» TASK:
Lines before the one containing "Extract the structured" are left out; output the rest of the data exactly, through the final line.

-----

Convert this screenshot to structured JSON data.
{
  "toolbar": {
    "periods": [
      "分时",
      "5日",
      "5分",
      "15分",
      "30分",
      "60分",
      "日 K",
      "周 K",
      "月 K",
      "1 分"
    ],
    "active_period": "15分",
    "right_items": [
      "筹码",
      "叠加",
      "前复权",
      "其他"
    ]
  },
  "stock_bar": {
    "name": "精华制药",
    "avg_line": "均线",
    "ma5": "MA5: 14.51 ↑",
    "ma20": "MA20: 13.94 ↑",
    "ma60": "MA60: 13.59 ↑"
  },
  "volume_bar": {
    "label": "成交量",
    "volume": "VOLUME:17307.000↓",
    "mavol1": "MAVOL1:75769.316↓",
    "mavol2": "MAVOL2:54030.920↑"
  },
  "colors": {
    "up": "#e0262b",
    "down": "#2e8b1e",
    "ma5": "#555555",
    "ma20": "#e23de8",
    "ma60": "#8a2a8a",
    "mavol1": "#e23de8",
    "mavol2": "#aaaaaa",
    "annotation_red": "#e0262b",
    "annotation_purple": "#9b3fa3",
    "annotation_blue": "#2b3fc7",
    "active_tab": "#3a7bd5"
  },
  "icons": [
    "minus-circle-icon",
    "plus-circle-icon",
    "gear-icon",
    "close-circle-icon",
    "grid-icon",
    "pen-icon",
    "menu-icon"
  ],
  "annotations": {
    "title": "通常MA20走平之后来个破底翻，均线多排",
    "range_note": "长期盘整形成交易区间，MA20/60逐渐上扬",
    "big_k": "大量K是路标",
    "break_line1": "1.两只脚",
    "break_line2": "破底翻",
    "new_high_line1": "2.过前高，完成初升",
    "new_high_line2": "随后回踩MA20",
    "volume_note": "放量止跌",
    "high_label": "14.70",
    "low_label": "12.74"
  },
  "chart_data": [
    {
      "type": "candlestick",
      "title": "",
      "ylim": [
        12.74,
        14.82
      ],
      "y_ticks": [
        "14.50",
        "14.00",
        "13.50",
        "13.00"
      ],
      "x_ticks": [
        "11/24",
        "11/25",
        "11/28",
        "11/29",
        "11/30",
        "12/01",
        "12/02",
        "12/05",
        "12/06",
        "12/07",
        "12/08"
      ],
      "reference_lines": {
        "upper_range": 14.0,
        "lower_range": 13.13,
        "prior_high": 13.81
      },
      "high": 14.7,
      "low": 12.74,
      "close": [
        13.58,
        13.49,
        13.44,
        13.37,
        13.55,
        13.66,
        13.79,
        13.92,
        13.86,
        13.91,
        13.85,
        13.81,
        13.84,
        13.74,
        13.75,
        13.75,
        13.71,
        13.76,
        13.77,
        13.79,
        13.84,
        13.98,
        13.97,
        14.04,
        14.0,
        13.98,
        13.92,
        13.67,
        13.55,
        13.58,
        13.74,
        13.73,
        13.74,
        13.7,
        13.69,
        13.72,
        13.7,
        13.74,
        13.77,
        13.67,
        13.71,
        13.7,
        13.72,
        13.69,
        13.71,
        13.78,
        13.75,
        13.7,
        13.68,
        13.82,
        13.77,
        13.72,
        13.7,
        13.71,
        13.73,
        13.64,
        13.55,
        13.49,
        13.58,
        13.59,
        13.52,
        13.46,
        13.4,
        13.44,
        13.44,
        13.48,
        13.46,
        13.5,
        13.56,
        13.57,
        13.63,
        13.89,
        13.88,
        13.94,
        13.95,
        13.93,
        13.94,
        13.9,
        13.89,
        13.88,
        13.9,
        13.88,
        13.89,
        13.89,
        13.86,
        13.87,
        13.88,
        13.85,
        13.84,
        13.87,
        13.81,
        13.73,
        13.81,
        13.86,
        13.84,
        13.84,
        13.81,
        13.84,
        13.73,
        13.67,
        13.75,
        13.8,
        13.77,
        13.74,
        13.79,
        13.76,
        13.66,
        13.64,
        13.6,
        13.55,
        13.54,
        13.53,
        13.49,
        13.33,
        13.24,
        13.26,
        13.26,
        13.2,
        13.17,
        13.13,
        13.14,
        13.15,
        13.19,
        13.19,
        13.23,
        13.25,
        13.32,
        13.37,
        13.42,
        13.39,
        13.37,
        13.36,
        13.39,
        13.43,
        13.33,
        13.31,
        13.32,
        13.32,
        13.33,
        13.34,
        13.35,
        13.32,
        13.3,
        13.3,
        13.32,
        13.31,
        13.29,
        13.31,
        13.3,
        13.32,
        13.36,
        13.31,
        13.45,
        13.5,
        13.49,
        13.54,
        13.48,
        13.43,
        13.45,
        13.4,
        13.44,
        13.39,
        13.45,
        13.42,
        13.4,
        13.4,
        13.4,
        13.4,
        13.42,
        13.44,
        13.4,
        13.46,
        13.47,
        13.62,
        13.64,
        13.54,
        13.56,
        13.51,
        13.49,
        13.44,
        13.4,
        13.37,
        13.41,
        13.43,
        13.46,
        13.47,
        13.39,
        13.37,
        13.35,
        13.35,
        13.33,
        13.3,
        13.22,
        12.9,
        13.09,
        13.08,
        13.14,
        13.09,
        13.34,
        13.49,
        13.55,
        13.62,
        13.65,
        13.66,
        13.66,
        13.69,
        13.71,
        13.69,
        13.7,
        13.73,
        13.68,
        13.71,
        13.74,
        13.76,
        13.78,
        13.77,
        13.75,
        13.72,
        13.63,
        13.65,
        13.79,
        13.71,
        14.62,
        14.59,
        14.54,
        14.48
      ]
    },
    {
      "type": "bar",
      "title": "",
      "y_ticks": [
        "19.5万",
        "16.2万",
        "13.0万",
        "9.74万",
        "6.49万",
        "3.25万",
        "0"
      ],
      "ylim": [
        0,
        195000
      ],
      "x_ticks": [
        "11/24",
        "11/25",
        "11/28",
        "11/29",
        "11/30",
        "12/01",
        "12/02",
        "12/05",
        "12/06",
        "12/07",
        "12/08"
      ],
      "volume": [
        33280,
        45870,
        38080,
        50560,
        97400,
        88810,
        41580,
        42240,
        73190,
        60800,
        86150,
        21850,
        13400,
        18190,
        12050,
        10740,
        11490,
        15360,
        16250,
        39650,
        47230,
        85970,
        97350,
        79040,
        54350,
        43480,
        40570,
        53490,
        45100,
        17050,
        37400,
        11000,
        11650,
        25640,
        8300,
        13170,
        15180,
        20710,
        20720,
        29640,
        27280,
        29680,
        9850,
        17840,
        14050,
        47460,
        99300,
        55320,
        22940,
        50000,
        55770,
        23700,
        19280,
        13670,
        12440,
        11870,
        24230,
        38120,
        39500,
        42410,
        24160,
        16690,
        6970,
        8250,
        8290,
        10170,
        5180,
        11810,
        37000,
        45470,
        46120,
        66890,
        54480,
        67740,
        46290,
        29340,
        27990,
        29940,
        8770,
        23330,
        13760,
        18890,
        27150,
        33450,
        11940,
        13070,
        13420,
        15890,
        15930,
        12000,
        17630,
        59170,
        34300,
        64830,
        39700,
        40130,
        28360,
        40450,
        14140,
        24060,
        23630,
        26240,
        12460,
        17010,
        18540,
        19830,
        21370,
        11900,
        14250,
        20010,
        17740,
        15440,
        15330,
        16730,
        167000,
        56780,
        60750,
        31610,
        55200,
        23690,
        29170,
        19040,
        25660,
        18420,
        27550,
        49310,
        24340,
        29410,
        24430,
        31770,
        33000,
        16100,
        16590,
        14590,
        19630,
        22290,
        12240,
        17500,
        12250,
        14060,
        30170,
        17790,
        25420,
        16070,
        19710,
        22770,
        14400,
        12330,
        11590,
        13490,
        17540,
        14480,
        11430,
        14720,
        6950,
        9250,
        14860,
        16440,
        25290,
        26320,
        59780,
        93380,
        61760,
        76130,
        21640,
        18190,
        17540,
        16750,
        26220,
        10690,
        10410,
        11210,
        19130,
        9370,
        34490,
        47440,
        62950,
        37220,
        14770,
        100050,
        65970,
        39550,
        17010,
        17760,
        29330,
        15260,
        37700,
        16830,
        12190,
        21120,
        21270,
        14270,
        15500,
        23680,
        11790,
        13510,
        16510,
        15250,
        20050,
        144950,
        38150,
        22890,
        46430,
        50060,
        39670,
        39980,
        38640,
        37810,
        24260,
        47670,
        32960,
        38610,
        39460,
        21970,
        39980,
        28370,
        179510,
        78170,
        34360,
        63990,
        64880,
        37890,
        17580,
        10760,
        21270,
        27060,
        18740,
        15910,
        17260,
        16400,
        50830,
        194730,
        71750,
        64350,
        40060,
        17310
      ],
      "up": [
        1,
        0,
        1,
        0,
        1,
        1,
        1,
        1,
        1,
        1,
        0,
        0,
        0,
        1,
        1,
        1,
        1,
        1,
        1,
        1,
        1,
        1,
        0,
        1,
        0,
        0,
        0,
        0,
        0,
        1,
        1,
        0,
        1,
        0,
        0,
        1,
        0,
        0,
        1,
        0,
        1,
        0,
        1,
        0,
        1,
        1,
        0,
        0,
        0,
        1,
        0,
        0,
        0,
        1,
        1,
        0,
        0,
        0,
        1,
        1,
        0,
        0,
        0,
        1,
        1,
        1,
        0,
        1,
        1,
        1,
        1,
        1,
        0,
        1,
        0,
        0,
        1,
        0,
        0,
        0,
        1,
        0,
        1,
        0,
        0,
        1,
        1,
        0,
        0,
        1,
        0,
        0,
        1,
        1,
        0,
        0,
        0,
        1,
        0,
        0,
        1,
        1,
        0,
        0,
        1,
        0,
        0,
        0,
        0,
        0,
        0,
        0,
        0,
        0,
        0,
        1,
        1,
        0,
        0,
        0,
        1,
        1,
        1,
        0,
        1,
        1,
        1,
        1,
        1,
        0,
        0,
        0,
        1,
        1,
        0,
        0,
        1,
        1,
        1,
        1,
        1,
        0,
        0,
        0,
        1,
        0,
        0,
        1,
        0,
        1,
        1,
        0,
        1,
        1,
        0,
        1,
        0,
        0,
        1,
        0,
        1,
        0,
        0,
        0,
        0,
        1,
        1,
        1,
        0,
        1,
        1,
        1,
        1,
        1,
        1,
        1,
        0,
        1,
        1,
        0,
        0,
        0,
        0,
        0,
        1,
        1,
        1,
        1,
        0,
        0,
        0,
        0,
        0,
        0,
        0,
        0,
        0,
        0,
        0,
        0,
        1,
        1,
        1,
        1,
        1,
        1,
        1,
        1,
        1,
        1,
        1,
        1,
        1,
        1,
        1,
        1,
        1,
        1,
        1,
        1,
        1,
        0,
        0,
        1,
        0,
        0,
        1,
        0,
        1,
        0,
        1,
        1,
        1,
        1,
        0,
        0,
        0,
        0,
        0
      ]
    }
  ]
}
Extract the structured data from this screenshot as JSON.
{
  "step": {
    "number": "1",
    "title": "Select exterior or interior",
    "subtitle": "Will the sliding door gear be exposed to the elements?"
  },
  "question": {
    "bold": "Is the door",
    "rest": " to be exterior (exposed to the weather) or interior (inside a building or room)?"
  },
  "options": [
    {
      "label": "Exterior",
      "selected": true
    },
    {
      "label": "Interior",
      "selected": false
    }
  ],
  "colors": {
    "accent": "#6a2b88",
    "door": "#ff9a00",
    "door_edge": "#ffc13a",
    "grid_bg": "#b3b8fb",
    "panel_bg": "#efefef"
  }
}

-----

» WORKED SOLUTION:
Extract the structured data from this screenshot as JSON.
{
  "step": {
    "number": "1",
    "title": "Select exterior or interior",
    "subtitle": "Will the sliding door gear be exposed to the elements?"
  },
  "question": {
    "bold": "Is the door",
    "rest": " to be exterior (exposed to the weather) or interior (inside a building or room)?"
  },
  "options": [
    {
      "label": "Exterior",
      "selected": true
    },
    {
      "label": "Interior",
      "selected": false
    }
  ],
  "colors": {
    "accent": "#6a2b88",
    "door": "#ff9a00",
    "door_edge": "#ffc13a",
    "grid_bg": "#b3b8fb",
    "panel_bg": "#efefef"
  }
}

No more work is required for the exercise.